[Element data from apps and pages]
———

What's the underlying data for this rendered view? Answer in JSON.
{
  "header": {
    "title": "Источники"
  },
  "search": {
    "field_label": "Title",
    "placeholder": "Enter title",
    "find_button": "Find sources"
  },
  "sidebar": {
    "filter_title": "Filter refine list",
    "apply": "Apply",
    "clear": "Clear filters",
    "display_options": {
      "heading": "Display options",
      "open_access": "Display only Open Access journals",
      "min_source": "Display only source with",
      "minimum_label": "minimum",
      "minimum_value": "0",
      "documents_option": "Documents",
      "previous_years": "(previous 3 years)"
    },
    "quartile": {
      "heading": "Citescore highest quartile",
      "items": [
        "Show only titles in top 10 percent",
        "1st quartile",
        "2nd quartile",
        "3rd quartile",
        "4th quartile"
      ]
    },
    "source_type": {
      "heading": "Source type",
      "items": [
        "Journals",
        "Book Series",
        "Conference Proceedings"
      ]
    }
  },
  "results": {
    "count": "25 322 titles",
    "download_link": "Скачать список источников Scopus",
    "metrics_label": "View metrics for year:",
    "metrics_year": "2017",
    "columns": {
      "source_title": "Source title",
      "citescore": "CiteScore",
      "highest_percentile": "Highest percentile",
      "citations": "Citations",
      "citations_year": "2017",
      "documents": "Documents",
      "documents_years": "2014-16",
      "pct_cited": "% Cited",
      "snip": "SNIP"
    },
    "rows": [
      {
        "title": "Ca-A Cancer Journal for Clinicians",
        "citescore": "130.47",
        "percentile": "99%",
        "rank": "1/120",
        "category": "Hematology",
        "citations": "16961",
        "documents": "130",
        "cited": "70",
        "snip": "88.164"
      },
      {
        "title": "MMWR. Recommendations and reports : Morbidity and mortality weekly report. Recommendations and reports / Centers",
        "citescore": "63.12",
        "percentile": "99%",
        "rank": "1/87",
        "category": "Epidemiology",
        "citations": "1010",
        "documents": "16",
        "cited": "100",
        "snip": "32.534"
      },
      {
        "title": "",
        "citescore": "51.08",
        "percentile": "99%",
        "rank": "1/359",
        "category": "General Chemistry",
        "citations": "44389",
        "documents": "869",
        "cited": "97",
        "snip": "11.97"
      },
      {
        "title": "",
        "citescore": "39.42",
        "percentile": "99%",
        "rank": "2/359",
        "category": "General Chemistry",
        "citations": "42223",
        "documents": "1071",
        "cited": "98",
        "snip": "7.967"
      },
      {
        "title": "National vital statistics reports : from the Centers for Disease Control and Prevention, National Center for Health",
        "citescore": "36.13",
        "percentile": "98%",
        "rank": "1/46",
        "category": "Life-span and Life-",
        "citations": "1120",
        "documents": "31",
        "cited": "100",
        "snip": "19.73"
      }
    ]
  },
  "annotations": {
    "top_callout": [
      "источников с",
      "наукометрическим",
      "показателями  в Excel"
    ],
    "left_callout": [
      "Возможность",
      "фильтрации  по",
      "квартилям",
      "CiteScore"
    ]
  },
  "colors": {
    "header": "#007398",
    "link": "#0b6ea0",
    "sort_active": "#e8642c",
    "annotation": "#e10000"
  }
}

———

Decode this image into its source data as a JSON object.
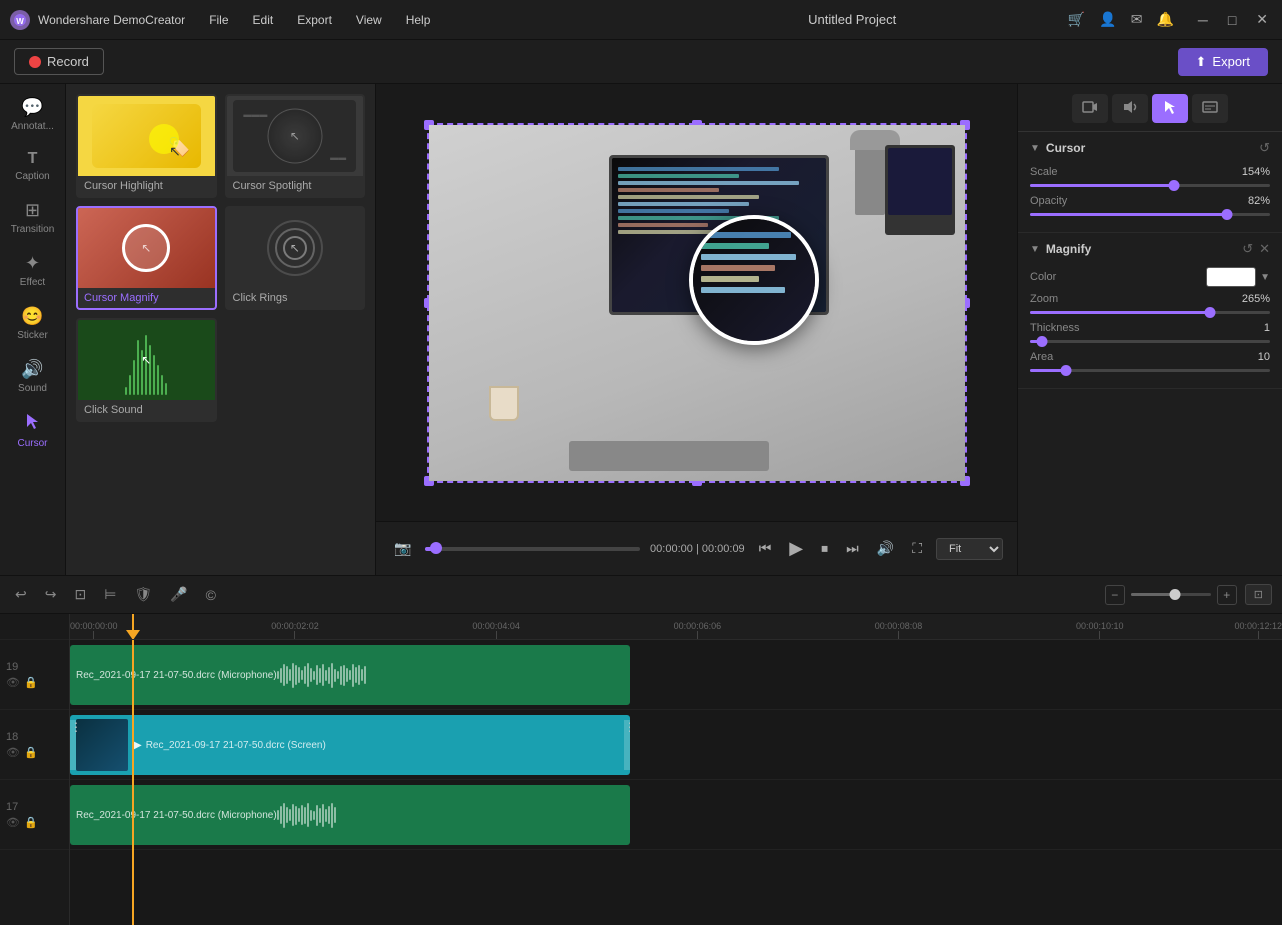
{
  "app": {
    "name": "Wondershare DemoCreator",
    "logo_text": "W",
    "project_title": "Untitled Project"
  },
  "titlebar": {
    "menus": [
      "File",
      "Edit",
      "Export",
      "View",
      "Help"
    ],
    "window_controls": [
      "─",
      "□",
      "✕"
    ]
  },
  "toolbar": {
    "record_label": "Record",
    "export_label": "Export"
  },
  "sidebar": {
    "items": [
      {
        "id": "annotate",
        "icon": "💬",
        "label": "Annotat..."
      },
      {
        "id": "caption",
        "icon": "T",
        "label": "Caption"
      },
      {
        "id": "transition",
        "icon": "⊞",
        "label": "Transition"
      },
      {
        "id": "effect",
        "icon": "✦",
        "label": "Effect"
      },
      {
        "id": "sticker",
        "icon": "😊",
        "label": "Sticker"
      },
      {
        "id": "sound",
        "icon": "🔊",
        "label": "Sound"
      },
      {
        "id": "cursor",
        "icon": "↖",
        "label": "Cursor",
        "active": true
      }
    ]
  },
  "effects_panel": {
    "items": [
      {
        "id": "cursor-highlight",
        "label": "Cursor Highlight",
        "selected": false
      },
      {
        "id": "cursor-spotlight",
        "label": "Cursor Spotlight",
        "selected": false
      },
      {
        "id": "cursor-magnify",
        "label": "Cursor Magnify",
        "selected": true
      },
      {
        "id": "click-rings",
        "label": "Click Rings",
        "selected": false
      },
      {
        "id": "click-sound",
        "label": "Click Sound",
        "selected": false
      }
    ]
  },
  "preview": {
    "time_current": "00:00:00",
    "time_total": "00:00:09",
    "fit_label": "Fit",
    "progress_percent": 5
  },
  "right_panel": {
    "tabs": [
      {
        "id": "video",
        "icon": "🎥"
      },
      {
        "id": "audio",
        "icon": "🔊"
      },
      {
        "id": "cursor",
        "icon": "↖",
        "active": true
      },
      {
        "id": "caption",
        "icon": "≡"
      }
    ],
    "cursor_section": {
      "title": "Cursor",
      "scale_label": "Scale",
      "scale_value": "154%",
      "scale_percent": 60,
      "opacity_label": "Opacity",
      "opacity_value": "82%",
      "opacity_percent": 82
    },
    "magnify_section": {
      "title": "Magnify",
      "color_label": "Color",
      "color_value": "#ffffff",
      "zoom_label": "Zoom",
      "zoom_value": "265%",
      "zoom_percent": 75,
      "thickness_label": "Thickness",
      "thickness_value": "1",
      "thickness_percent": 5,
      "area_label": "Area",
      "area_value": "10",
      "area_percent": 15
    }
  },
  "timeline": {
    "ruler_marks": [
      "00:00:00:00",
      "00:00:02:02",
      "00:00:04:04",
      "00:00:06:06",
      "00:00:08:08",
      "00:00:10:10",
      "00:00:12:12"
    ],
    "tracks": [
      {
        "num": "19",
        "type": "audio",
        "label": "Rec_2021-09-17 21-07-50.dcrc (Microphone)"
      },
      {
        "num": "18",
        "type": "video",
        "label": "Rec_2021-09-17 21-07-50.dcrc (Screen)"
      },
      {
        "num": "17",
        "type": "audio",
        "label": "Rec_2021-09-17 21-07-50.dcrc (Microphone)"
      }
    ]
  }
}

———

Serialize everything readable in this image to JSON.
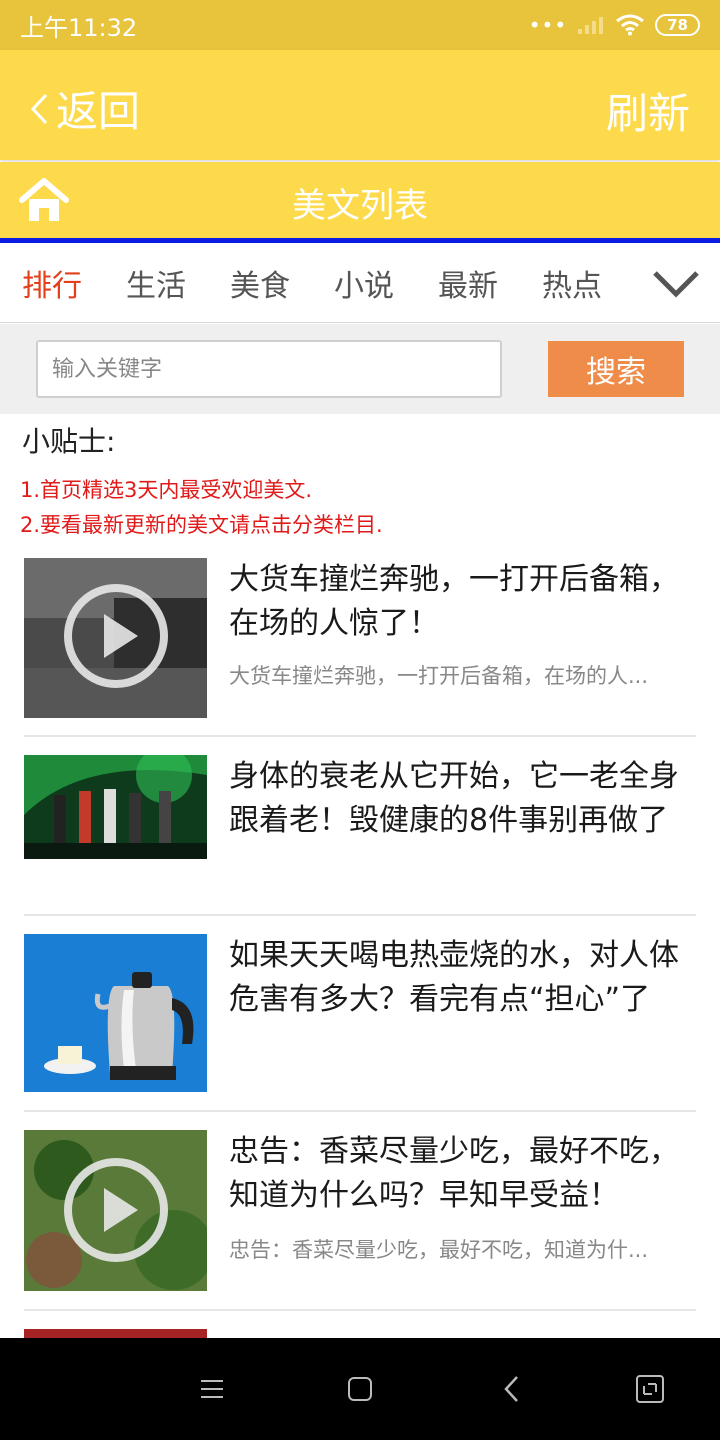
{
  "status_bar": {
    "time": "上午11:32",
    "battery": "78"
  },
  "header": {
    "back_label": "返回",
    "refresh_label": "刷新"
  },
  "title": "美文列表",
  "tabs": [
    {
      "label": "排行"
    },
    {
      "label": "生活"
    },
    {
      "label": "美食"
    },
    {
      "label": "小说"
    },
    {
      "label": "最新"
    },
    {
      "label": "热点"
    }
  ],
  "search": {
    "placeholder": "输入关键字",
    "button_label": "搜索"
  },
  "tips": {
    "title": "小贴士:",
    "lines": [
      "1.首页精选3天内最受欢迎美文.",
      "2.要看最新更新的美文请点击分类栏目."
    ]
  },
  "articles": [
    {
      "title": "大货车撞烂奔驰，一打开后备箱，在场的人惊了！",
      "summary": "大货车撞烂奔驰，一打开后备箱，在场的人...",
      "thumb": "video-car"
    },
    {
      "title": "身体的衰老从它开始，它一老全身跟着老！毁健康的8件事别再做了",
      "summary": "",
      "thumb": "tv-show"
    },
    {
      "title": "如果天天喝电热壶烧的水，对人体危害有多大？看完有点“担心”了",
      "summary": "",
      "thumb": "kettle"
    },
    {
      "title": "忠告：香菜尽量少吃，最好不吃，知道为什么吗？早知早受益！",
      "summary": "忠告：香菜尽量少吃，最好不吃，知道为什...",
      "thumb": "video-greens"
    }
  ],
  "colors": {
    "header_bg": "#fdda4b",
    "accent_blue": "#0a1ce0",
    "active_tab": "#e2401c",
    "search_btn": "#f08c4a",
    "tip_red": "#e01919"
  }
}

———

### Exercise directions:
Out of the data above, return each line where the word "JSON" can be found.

### Completed task:
What's the underlying data for this rendered view? Answer in JSON.
Decode this image into its source data as a JSON object.
Serialize everything readable in this image to JSON.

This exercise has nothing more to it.